Everyone loves a winner. Or hates a winner. It depends how he or she won.
Ashley Thomas, a researcher in cognitive development at the Massachusetts Institute of Technology and Harvard, has found that even very young children have a predilection for winners. When she was a graduate student at University of California, Irvine, Thomas devised a way to determine whether children, ages 21 months to 31 months, would show a preference for high- or low-ranking individuals.
In a series of seven experiments, the toddlers watched a puppet show featuring two nondescript puppets (one a red rectangle, the other a yellow oval, each with an eye and a straight line for a mouth) trying to cross the stage but getting in each other’s way. In each case, one of the puppets yielded to the other, granting it the right of way. At the conclusion of the puppet show, the twenty-three toddlers who participated were given the opportunity to reach for one of the puppets. Twenty chose the puppet who “won.”
By repeating the experiment so that each of the puppets won, and by using different obstacles to be circumvented, Thomas was able to show that toddlers expressed an overwhelming preference for the winner, whichever puppet that might be. However, when the successful puppet achieved its goal by violence – knocking the other puppet down – the children overwhelmingly preferred the losing puppet.
The results seem conclusive: even very young children prefer high-status individuals (winners) to low-status individuals (losers) as long as the winner achieved his high-status fairly. This preference for winners seems to be built right into human nature.
Advertisers appeal to this instinctive preference for winners. It is no accident the actors who sell us everything from cars to personal care items and cleaning supplies are presented as winners. They’re attractive, possess markers of affluence (expensive clothes, jewelry, and cars) and are often surrounded by lower-status admirers. The hidden appeal is: buy our product and you too can be a winner.
People not only love winners, they love to celebrate winners. Writers understand this dynamic and employ it to create an emotional response in their readers. The Star Trek franchise wrote a standing ovation for their lead characters into the ending of Star Trek IV. It was apparently so popular with audiences that they did so in subsequent movies again and again. People love to celebrate winners.

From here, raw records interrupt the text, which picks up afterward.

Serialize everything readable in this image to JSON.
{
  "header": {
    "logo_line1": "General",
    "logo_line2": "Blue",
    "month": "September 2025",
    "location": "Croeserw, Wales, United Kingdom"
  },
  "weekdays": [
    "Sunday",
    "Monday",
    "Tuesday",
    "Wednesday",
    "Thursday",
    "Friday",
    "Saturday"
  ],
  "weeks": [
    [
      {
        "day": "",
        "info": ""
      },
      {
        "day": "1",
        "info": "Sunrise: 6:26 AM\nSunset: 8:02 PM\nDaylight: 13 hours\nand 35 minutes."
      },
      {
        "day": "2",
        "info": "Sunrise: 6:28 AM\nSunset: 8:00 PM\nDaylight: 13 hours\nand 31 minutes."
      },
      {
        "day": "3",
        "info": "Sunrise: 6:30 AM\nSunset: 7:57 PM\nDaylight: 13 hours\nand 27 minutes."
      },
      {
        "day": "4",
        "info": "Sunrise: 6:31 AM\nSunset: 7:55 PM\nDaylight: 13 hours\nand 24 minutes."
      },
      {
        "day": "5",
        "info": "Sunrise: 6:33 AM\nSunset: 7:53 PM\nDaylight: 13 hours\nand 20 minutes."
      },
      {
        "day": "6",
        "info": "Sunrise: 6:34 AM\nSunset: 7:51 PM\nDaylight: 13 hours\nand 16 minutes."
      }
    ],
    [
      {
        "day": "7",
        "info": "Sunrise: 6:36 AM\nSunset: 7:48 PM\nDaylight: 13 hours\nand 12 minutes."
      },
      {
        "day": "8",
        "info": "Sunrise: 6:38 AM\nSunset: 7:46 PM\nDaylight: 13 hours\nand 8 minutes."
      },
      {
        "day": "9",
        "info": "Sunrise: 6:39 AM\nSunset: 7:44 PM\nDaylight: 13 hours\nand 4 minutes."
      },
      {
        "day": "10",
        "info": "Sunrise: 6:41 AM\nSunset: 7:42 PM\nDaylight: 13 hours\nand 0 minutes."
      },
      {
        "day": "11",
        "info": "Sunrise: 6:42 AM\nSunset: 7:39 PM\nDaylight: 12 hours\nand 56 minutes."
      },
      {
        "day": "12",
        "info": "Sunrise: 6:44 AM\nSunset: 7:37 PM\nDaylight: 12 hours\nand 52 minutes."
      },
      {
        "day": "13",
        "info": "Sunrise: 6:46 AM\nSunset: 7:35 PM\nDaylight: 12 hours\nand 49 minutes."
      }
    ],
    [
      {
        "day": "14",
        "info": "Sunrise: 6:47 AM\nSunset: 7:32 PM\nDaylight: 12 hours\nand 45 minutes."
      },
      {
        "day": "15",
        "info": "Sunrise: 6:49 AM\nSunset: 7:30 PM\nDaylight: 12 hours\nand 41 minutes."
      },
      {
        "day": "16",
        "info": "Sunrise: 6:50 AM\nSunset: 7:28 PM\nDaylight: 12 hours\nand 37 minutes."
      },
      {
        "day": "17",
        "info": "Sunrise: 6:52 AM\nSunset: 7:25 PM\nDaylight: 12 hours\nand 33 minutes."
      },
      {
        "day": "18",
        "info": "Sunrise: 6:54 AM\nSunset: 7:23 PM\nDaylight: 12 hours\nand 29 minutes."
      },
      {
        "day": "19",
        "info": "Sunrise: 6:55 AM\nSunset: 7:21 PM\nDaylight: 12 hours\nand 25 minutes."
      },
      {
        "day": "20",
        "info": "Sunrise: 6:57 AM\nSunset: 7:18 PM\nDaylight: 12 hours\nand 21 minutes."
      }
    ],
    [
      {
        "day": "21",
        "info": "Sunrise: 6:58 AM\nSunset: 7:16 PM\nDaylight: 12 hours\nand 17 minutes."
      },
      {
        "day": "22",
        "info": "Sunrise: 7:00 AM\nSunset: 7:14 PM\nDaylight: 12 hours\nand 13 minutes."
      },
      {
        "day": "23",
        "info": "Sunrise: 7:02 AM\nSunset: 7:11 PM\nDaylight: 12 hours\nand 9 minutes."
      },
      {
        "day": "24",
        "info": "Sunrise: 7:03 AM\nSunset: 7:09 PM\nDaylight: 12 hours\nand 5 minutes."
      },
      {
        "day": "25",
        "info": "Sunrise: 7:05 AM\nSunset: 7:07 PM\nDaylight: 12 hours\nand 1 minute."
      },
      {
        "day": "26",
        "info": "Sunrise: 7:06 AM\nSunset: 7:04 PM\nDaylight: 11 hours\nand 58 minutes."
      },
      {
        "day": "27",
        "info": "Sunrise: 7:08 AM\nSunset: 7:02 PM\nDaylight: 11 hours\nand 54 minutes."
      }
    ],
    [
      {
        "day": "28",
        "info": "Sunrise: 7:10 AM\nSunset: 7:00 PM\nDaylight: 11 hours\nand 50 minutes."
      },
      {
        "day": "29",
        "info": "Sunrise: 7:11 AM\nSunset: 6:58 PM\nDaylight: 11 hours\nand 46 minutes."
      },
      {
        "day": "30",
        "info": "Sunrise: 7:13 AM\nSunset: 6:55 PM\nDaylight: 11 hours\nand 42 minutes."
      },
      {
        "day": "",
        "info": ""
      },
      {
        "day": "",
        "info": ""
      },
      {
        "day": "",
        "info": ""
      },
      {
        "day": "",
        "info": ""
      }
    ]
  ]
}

So, from a theological perspective, why does the Church not celebrate Jesus’s victory more frequently and with more gusto? Why are there so few standing ovations for the Son of God? The Dante scholar and popular novelist Dorothy Sayers rightly complained of Christians who “muffle up that shattering personality and surround him with an atmosphere of tedium. We have efficiently pared the claws of the Lion of Judah, certified him ‘meek and mild’ and recommended him as a fitting household pet for pale curates and pious old ladies.”
Not even toddlers will show a preference for that nondescript imitation of Jesus. The New Testament portrays him in a very different light. He is “the Captain of Salvation,” the “pioneer of the faith,” “the Glorious Savior,” “King of kings and Lord of lords.” He is “the Alpha and Omega, the Beginning and the End” and the “Savior of the world,” who has been given “the name above all names.”
The Book of Revelation celebrates his victory. Chapter five even features a Star Trek-like standing ovation—on steroids. Angels and heavenly authorities sing his praises, and every creature across the universe responds with exuberant praise. Upon his victory, in chapter 19, another roar of praise goes up, and continues on and on. It booms like Niagara, explodes like peals of thunder. The armies of heaven are seen following Jesus, and he is declared “King of Kings and Lord of Lords.”
Here is a hero of the highest order, the ultimate victor. And he comes to this place not by violence but through personal sacrifice. He is worthy of “praise and honor and glory and power,” because he has earned this homage as the “Lamb who was slain,” rather than the bully who got his way. He is not a fitting household pet for pious old ladies, but the hero of the Church and the Savior of the World.
First published in The Coldwater Daily Reporter, 9/1/2018